Mayor Sean Spiller defended Montclair’s commitment to combating homelessness, saying it contributes to groups offering services to the homeless every year. He added that the rent-control ordinance had been thoroughly subjected to the proper procedures and had been crafted with all interests in mind. Responding to a caller who said that he did not want the police involved in enforcing evictions, Township Manager Tim Stafford said that those duties are actually handled by the county sheriff’s office.
For her part, housing activist and resident Deirdre Malloy said that there were dozens of landlords in Montclair who had been raising rents “unconscionably” and not understanding the suffering of tenants. She urged landlords to “come to the table” to discuss the issue and to stop making threats, and she added that the lack of a need for a rent freeze was “unrealistic.”
When public comment was done, the council passed on first reading an ordinance extending the moratorium of rent increases. Manager Stafford said that he expected it to take effect immediately when it is passed on second reading, likely on January 5. It would be retroactive to January 1, one day after the expiration of the current ordinance, which extended the original ordinance passed earlier in 2020. The ordinance the council passed at this meeting is the third ordinance overall freezing rent increases.
Also, the council passed a resolution to enter into an agreement with the Montclair Neighborhood Development Corporation (MNDC) to establish remote learning centers during the COVID-19 pandemic. Fourth Ward Councilor David Cummings, who abstained from the vote on the resolution due to his connections to the MNDC, praised Mayor Spiller for his leadership in getting the agreement in place. It was passed 6-0-1.

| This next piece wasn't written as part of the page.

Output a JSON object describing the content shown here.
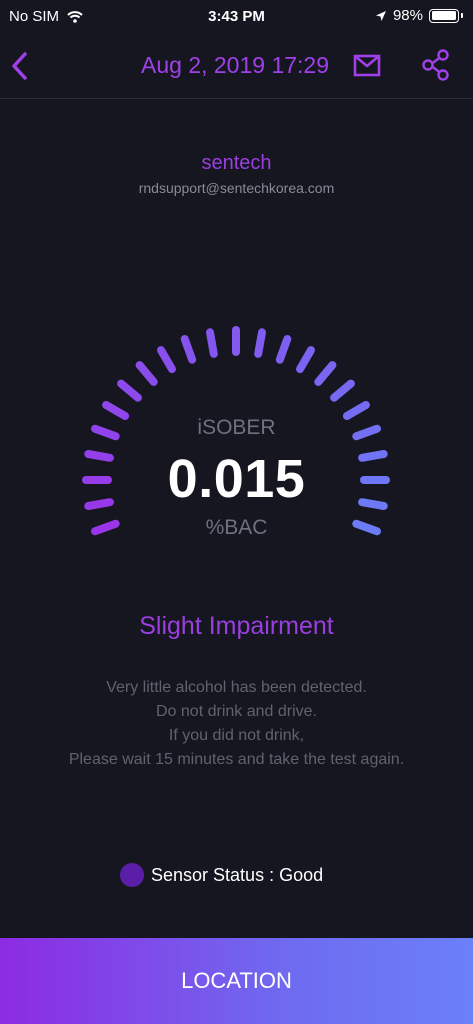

In reviewing the council’s agenda for December 15, Councilor Russo asked about the resolution to appoint an alternate public defender. Karasick explained that an alternate public defender would be appointed and be on call to handle cases when the public defender would have to recuse himself from a case or could not handle a case due to schedule conflicts. He added that if the alternate public defender handles a session, by which the municipal public defender is paid, then he would be paid for the session instead of the regular public defender. Attorney William Fried is expected to take the new position.
Toward the end of the meeting, Manager Stafford announced that COVID-19 testing would take place at the Wally Choice Community Center in Glenfield Park on Monday, December 7, and Tuesday, December 8, between 2 P.M. and 7 P.M.
He also said that children could write letters to Santa Claus and get a letter back from Santa by writing him care of the municipal building at 205 Claremont Avenue. The deadline for letters to Santa is Tuesday, December 15 to ensure a reply.